Because, based on fantasy though that legislation was, it's seen by rancid prodnoses as a perfect precedent for invasive and illiberal future righteous goals.
One of the first UK laws to establish the state's right to legislate 'for our own good' was the Transport Act 1983 which rendered a driver punishable if not wearing a seat belt for their own safety.Today you may have noticed a perfect example from Ian Gilmore (I refuse to title him as 'Sir', he was better described by The Filthy Smoker here).
It's no surprise, then, that mandatory wearing of seat belts is now regularly cited as a precedent by politicians - when they lack public demand - wishing to further interfere in our daily lives. It has been quoted to justify all manner of illiberal schemes including (I know my audience) the pursuit of smoking bans, minimum alcohol pricing and, increasingly, climate change measures
Quoted on Comrade Beeb's website, this is Ian's oleaginous justification for finger-wagging over minimum pricing of alcohol amongst other nannying nonsense.
"Alcohol is not an ordinary commodity like soap powder," said Sir Ian.There it is again.
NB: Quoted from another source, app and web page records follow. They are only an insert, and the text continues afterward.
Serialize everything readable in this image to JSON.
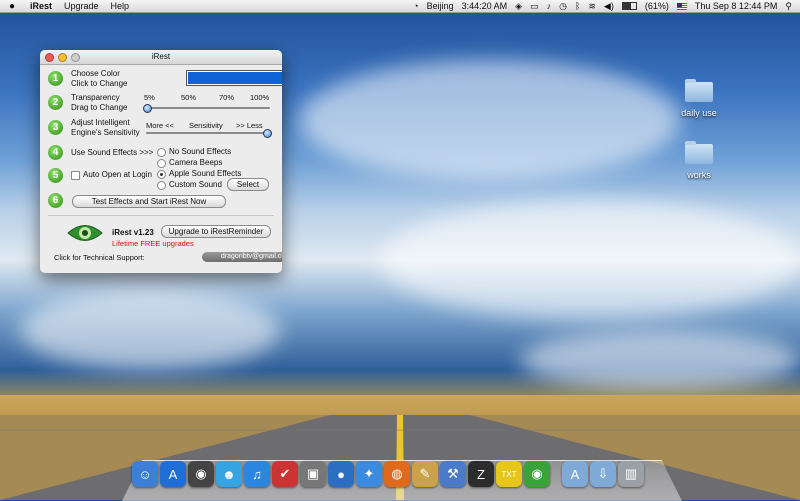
{
  "menubar": {
    "app_name": "iRest",
    "menus": [
      "Upgrade",
      "Help"
    ],
    "clock_city": "Beijing",
    "clock_time": "3:44:20 AM",
    "battery": "(61%)",
    "datetime": "Thu Sep 8  12:44 PM"
  },
  "desktop": {
    "folders": [
      {
        "label": "daily use"
      },
      {
        "label": "works"
      }
    ]
  },
  "window": {
    "title": "iRest",
    "rows": {
      "color": {
        "number": "1",
        "line1": "Choose Color",
        "line2": "Click to Change",
        "swatch_color": "#0f63d6"
      },
      "transparency": {
        "number": "2",
        "line1": "Transparency",
        "line2": "Drag to Change",
        "ticks": [
          "5%",
          "50%",
          "70%",
          "100%"
        ],
        "value_percent": 5
      },
      "sensitivity": {
        "number": "3",
        "line1": "Adjust Intelligent",
        "line2": "Engine's Sensitivity",
        "more": "More <<",
        "mid": "Sensitivity",
        "less": ">> Less",
        "value_fraction": 1.0
      },
      "sound": {
        "number": "4",
        "label": "Use Sound Effects  >>>",
        "options": [
          "No Sound Effects",
          "Camera Beeps",
          "Apple Sound Effects",
          "Custom Sound"
        ],
        "selected": "Apple Sound Effects",
        "select_button": "Select"
      },
      "login": {
        "number": "5",
        "label": "Auto Open at Login",
        "checked": false
      },
      "test": {
        "number": "6",
        "button": "Test Effects and Start iRest Now"
      }
    },
    "footer": {
      "version": "iRest  v1.23",
      "upgrade_button": "Upgrade to iRestReminder",
      "promo": "Lifetime FREE upgrades",
      "support_label": "Click for Technical Support:",
      "support_email": "dragonbtv@gmail.com"
    }
  },
  "dock": {
    "items": [
      {
        "icon": "finder-icon",
        "glyph": "☺",
        "color": "#3d7fd6"
      },
      {
        "icon": "app-store-icon",
        "glyph": "A",
        "color": "#1f6ed8"
      },
      {
        "icon": "dashboard-icon",
        "glyph": "◉",
        "color": "#444"
      },
      {
        "icon": "messenger-icon",
        "glyph": "☻",
        "color": "#36a3e3"
      },
      {
        "icon": "itunes-icon",
        "glyph": "♫",
        "color": "#2a86e0"
      },
      {
        "icon": "calendar-app-icon",
        "glyph": "✔",
        "color": "#c33"
      },
      {
        "icon": "preview-icon",
        "glyph": "▣",
        "color": "#777"
      },
      {
        "icon": "google-earth-icon",
        "glyph": "●",
        "color": "#2a6fc0"
      },
      {
        "icon": "safari-icon",
        "glyph": "✦",
        "color": "#3c8be0"
      },
      {
        "icon": "firefox-icon",
        "glyph": "◍",
        "color": "#e06a1c"
      },
      {
        "icon": "textedit-icon",
        "glyph": "✎",
        "color": "#c9a24b"
      },
      {
        "icon": "xcode-icon",
        "glyph": "⚒",
        "color": "#4a7ac8"
      },
      {
        "icon": "zoom-app-icon",
        "glyph": "Z",
        "color": "#2c2c2c"
      },
      {
        "icon": "txt-app-icon",
        "glyph": "TXT",
        "color": "#e6c619"
      },
      {
        "icon": "irest-eye-icon",
        "glyph": "◉",
        "color": "#3aa23a"
      },
      {
        "icon": "applications-folder-icon",
        "glyph": "A",
        "color": "#7fa9d6"
      },
      {
        "icon": "downloads-folder-icon",
        "glyph": "⇩",
        "color": "#7fa9d6"
      },
      {
        "icon": "trash-icon",
        "glyph": "▥",
        "color": "#9aa0a6"
      }
    ]
  }
}
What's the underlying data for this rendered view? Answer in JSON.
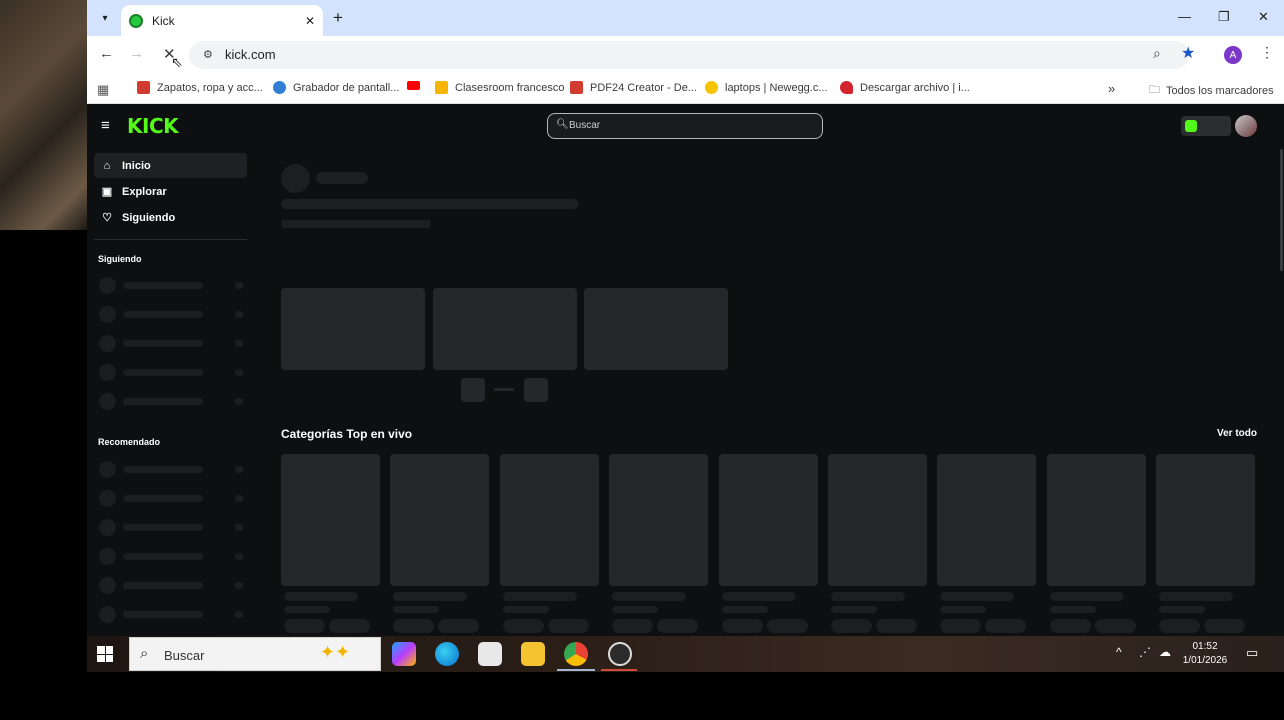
{
  "browser": {
    "tab_title": "Kick",
    "url": "kick.com",
    "avatar_letter": "A",
    "bookmarks": [
      {
        "label": "Zapatos, ropa y acc...",
        "color": "#d23b2f"
      },
      {
        "label": "Grabador de pantall...",
        "color": "#2f7fd2"
      },
      {
        "label": "",
        "color": "#ff0000"
      },
      {
        "label": "Clasesroom francesco",
        "color": "#f4b400"
      },
      {
        "label": "PDF24 Creator - De...",
        "color": "#d23b2f"
      },
      {
        "label": "laptops | Newegg.c...",
        "color": "#f4c400"
      },
      {
        "label": "Descargar archivo | i...",
        "color": "#d2232f"
      }
    ],
    "all_bookmarks": "Todos los marcadores"
  },
  "kick": {
    "logo": "KICK",
    "search_placeholder": "Buscar",
    "nav": [
      {
        "label": "Inicio",
        "icon": "home-icon"
      },
      {
        "label": "Explorar",
        "icon": "compass-icon"
      },
      {
        "label": "Siguiendo",
        "icon": "heart-icon"
      }
    ],
    "following_heading": "Siguiendo",
    "recommended_heading": "Recomendado",
    "categories_title": "Categorías Top en vivo",
    "see_all": "Ver todo",
    "brand_color": "#53fc18"
  },
  "taskbar": {
    "search_text": "Buscar",
    "time": "01:52",
    "date": "1/01/2026"
  }
}
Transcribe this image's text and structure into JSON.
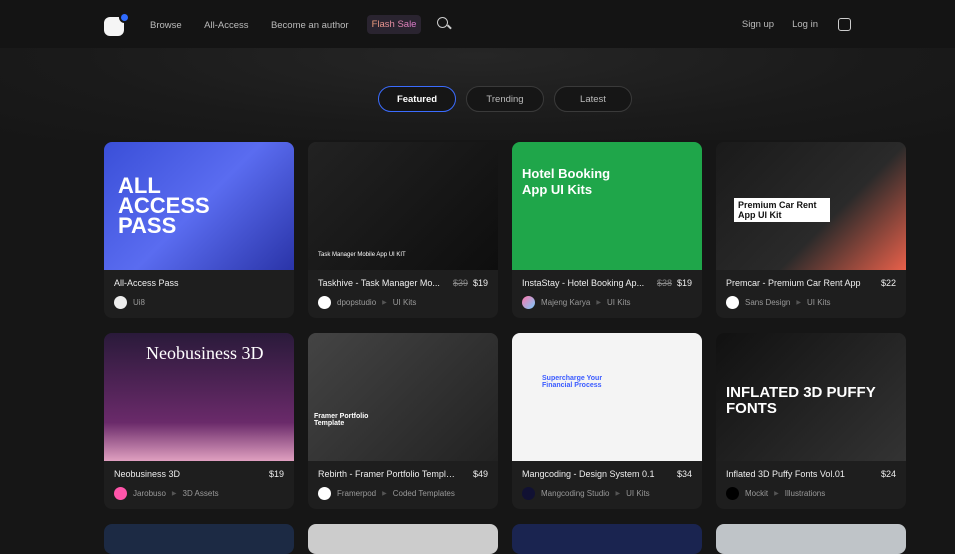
{
  "nav": {
    "browse": "Browse",
    "all_access": "All-Access",
    "become_author": "Become an author",
    "flash_sale": "Flash Sale",
    "sign_up": "Sign up",
    "log_in": "Log in"
  },
  "tabs": [
    "Featured",
    "Trending",
    "Latest"
  ],
  "cards": [
    {
      "title": "All-Access Pass",
      "old_price": "",
      "price": "",
      "author": "Ui8",
      "category": "",
      "thumb_text": "ALL ACCESS PASS",
      "bg": "linear-gradient(135deg,#3a4fd8,#5a6cf0 50%,#2a34a8)",
      "av": "#eee"
    },
    {
      "title": "Taskhive - Task Manager Mo...",
      "old_price": "$39",
      "price": "$19",
      "author": "dpopstudio",
      "category": "UI Kits",
      "thumb_text": "Task Manager Mobile App UI KIT",
      "bg": "linear-gradient(135deg,#222,#0e0e0e)",
      "av": "#fff"
    },
    {
      "title": "InstaStay - Hotel Booking Ap...",
      "old_price": "$38",
      "price": "$19",
      "author": "Majeng Karya",
      "category": "UI Kits",
      "thumb_text": "Hotel Booking App UI Kits",
      "bg": "#1fa64a",
      "av": "linear-gradient(135deg,#f7a,#7cf)"
    },
    {
      "title": "Premcar - Premium Car Rent App",
      "old_price": "",
      "price": "$22",
      "author": "Sans Design",
      "category": "UI Kits",
      "thumb_text": "Premium Car Rent App UI Kit",
      "bg": "linear-gradient(135deg,#1a1a1a,#2a2a2a 60%,#e8604a)",
      "av": "#fff"
    },
    {
      "title": "Neobusiness 3D",
      "old_price": "",
      "price": "$19",
      "author": "Jarobuso",
      "category": "3D Assets",
      "thumb_text": "Neobusiness 3D",
      "bg": "linear-gradient(180deg,#2a1a3a,#6a2a6a 70%,#e0a0c0)",
      "av": "#f5a"
    },
    {
      "title": "Rebirth - Framer Portfolio Template",
      "old_price": "",
      "price": "$49",
      "author": "Framerpod",
      "category": "Coded Templates",
      "thumb_text": "Framer Portfolio Template",
      "bg": "linear-gradient(135deg,#444,#222)",
      "av": "#fff"
    },
    {
      "title": "Mangcoding - Design System 0.1",
      "old_price": "",
      "price": "$34",
      "author": "Mangcoding Studio",
      "category": "UI Kits",
      "thumb_text": "Supercharge Your Financial Process",
      "bg": "#f4f4f4",
      "av": "#113"
    },
    {
      "title": "Inflated 3D Puffy Fonts Vol.01",
      "old_price": "",
      "price": "$24",
      "author": "Mockit",
      "category": "Illustrations",
      "thumb_text": "INFLATED 3D PUFFY FONTS",
      "bg": "linear-gradient(135deg,#111,#333)",
      "av": "#000"
    }
  ]
}
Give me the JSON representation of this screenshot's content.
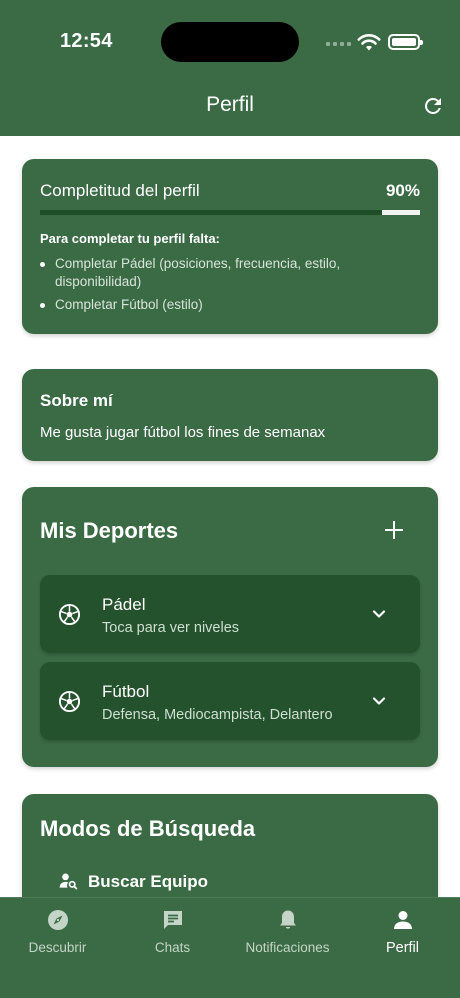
{
  "status_bar": {
    "time": "12:54"
  },
  "header": {
    "title": "Perfil",
    "refresh_icon": "refresh-icon"
  },
  "completeness": {
    "label": "Completitud del perfil",
    "percent_text": "90%",
    "progress_fraction": 0.9,
    "missing_title": "Para completar tu perfil falta:",
    "items": [
      "Completar Pádel (posiciones, frecuencia, estilo, disponibilidad)",
      "Completar Fútbol (estilo)"
    ]
  },
  "about": {
    "title": "Sobre mí",
    "text": "Me gusta jugar fútbol los fines de semanax"
  },
  "sports": {
    "title": "Mis Deportes",
    "add_icon": "plus-icon",
    "items": [
      {
        "name": "Pádel",
        "subtitle": "Toca para ver niveles"
      },
      {
        "name": "Fútbol",
        "subtitle": "Defensa, Mediocampista, Delantero"
      }
    ]
  },
  "search_modes": {
    "title": "Modos de Búsqueda",
    "items": [
      {
        "label": "Buscar Equipo",
        "icon": "person-search-icon"
      }
    ]
  },
  "bottom_nav": {
    "items": [
      {
        "label": "Descubrir",
        "icon": "compass-icon"
      },
      {
        "label": "Chats",
        "icon": "chat-icon"
      },
      {
        "label": "Notificaciones",
        "icon": "bell-icon"
      },
      {
        "label": "Perfil",
        "icon": "person-icon",
        "active": true
      }
    ]
  },
  "colors": {
    "primary": "#3b6b45",
    "dark": "#24522d",
    "progress_fill": "#1f4d28"
  }
}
The precedent that keeps on giving, and it will adequately fool most of our unquestioning population.
"It is a drug, it happens to be legal, but it is a drug and there are more than 1.5 million people addicted to alcohol. We think, like other areas of public health, like smoking, like seatbelts, there is a strong case for tougher regulation and the most effective regulation would be around price."
Even though all Gilmore is effectively doing is quoting two measures which have not saved a single life, to promote more nannying which will also have no positive effect whilst simultaneously punishing all collectively, unnecessarily burdening businesses, and making life in this country that little bit more miserable.
Still, it keeps the tax tap flowing into the tedious bastards' bank accounts though, which is the real point of the exercise, is it not?